The highly pathogenic avian influenza (HPAI, aka H5N1) turned up in North America last December and is spreading fast from the east coast across the country. It reached California on July 15th (cf. CDFW news release) and is spreading rapidly from wildlife to domesticated bird killing more than 480,000 birds in Californian commercial and backyard flocks so far.
We are in lockdown and are keeping all our birds in their coop covered by a tarp until safe. The current CDFA recommendation is to keep all birds indoors until the end of the year.
It's a highly contagious viral disease associated with high mortality in poultry. If one bird tests positive in your flock, your whole flock will be killed by the CDC and you will have no say in it. Check out the USDA website for additional information.
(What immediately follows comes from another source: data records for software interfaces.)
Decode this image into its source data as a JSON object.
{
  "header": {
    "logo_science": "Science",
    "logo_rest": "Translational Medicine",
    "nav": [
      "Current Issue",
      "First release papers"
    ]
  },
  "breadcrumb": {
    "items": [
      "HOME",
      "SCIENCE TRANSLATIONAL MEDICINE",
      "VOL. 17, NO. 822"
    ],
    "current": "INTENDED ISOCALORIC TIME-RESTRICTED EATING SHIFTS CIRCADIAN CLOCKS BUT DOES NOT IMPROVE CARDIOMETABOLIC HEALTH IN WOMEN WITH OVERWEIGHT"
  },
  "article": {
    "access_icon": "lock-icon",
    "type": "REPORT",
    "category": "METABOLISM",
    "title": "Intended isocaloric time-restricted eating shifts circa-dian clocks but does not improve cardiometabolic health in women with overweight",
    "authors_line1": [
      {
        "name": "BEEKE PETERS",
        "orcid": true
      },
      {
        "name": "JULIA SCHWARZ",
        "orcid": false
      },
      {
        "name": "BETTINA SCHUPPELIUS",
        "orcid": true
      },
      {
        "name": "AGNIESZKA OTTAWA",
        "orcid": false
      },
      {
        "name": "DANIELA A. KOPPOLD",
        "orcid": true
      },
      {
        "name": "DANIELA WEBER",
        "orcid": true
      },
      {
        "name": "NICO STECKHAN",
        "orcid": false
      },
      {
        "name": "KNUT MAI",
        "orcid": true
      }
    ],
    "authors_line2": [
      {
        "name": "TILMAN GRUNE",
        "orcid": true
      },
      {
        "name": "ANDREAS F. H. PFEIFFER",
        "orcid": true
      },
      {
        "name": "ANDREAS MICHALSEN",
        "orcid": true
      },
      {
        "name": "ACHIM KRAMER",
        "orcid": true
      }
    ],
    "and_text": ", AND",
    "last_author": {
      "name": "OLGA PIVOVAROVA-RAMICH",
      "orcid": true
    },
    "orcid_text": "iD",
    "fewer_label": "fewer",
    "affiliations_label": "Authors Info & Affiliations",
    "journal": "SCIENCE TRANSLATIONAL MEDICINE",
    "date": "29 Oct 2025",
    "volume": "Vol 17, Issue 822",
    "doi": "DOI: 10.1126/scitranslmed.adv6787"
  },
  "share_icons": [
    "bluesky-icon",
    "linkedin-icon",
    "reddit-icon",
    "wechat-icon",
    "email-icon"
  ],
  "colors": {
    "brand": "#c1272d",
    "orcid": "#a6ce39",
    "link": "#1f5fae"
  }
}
Every chicken keeper (actually every bird owner!) should be extremely vigilant to prevent infection and implement strict biosecurity. Since the disease is spread by wild birds, we need to keep them away from our flock. The birds should be confined to a fenced area where no wild birds can come in, and the top should be covered so no wild birds' poop can fall in.
Below are some examples of how sanctuaries are protecting their resident birds.
Zinger Ranch farm sanctuary added a clear tarp on top of the chicken run to prevent wild birds' poop falling into their chicken area.
Four Roots Ranch & Sanctuary have locked up their birds in their run and added a large insect netting on top to prevent wild birds' poop falling into their chicken area. You will notice they also added lots of enrichment to keep their birds busy and fight boredom while they can't free range. They also wear boot covers every time anyone steps into the run.
Kindred Farm sanctuary wrapped their bird and bunny areas with a netting to prevent any wild birds from entering. They plan to keep it after the outbreak as it also protects their residents from predators.
Herd and Flock animal sanctuary is keeping all their birds in their barns, protecting all their outdoor runs with netting, and implementing a strict biosecurity protocol for everyone who needs to care for the birds.
They recently participated to a roundtable discussion about this outbreak. Listen here.
In short, treat your chicken area as a bubble: nothing in, nothing out.